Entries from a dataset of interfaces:
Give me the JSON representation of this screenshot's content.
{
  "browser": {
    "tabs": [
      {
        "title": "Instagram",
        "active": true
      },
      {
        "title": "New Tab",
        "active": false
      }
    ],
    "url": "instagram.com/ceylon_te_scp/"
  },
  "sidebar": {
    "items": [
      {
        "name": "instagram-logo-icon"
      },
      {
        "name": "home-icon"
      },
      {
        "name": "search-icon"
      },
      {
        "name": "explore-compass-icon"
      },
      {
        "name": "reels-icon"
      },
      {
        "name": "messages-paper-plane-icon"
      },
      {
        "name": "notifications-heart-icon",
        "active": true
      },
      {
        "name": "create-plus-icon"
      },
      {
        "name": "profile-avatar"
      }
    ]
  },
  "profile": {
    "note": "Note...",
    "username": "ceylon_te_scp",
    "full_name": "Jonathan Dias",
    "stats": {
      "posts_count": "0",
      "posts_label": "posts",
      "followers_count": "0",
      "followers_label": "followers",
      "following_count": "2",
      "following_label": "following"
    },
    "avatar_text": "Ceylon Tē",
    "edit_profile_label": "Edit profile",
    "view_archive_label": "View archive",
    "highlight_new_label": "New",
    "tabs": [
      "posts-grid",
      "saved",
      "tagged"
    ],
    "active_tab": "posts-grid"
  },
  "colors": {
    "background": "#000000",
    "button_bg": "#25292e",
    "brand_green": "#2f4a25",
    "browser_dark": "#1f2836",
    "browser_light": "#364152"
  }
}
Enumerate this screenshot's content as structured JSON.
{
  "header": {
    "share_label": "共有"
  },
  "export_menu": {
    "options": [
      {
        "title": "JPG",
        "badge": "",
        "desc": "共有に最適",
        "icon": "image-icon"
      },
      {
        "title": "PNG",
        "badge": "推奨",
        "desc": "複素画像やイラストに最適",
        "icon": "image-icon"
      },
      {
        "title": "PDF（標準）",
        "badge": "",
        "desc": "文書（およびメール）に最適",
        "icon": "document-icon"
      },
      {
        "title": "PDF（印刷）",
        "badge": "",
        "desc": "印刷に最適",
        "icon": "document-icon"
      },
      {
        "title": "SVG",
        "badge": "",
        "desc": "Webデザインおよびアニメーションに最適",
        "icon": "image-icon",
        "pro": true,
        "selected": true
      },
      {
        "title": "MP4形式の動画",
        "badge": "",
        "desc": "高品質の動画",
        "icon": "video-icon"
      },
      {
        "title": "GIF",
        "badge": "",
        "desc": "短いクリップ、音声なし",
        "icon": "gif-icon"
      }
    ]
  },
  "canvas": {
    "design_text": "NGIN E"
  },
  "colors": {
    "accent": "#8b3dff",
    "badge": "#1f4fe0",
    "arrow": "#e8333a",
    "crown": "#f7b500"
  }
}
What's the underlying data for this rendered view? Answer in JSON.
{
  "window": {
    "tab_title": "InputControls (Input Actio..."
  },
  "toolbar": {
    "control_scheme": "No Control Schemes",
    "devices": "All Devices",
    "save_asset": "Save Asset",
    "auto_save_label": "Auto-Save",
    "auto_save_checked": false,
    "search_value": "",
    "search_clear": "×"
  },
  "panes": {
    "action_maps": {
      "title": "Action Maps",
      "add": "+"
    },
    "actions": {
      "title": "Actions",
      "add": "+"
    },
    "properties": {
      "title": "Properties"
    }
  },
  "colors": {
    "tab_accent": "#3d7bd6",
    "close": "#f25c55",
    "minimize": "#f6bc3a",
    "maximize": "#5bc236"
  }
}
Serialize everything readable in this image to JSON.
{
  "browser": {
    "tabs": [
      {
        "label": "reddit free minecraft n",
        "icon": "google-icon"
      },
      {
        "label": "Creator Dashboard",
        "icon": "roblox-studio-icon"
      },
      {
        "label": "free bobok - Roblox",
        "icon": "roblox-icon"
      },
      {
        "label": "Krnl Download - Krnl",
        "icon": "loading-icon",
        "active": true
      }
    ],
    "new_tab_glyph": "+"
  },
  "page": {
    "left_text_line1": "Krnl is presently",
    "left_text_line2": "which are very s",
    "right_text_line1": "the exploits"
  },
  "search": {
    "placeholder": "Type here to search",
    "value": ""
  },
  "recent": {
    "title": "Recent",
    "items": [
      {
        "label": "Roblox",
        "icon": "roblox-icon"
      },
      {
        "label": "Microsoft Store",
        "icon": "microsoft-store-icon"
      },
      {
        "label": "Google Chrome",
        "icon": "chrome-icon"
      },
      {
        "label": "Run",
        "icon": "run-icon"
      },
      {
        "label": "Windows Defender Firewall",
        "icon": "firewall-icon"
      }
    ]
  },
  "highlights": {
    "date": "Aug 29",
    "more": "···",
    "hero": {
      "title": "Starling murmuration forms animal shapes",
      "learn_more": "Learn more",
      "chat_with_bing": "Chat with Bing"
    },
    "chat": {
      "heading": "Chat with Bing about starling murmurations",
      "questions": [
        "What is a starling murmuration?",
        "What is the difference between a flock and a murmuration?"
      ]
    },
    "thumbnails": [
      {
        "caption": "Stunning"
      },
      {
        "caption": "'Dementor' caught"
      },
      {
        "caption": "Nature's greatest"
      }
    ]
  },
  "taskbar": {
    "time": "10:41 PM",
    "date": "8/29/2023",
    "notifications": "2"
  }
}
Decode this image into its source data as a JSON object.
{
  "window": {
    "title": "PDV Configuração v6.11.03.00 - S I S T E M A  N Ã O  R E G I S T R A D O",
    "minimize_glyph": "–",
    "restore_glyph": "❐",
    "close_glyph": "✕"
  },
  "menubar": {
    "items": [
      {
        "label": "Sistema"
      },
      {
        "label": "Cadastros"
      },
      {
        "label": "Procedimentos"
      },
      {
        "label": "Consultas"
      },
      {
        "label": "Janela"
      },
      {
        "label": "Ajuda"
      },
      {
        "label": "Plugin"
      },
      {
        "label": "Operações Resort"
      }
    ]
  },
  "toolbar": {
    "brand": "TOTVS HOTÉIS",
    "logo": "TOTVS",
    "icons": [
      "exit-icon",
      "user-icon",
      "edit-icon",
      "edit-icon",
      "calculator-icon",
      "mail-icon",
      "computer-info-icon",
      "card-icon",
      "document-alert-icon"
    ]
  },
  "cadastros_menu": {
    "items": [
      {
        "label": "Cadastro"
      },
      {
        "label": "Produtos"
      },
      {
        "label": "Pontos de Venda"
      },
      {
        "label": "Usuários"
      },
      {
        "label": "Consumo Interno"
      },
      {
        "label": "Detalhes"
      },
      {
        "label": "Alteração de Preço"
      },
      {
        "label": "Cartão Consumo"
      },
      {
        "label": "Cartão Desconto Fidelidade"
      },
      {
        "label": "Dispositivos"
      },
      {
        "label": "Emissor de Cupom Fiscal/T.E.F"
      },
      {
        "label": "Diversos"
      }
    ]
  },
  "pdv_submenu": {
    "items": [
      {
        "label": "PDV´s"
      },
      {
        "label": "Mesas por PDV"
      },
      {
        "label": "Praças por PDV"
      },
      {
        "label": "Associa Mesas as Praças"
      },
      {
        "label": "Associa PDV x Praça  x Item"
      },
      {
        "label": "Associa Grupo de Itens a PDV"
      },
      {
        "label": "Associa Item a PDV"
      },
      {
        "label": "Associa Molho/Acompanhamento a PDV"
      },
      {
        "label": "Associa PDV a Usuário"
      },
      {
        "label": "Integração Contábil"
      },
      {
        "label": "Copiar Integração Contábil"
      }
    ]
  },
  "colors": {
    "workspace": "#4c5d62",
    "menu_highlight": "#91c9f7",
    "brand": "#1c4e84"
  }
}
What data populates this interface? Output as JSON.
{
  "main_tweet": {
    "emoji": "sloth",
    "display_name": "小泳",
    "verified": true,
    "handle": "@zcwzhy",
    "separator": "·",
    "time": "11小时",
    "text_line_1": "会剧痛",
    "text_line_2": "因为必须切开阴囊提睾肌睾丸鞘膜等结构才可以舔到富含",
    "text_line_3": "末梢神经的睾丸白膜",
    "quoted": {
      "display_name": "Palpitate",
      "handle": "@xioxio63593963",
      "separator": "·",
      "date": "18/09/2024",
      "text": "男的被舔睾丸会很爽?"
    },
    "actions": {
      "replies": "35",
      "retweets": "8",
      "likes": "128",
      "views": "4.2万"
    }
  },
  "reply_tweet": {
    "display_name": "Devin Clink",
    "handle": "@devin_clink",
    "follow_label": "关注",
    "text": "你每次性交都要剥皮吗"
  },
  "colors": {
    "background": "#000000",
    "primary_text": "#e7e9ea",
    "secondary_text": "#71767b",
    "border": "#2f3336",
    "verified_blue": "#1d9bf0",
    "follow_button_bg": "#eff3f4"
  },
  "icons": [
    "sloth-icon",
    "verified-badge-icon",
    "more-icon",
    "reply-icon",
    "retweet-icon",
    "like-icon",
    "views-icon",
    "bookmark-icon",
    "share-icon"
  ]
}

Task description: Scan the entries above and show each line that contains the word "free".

Answer to the exercise:
        "label": "reddit free minecraft n",
        "label": "free bobok - Roblox",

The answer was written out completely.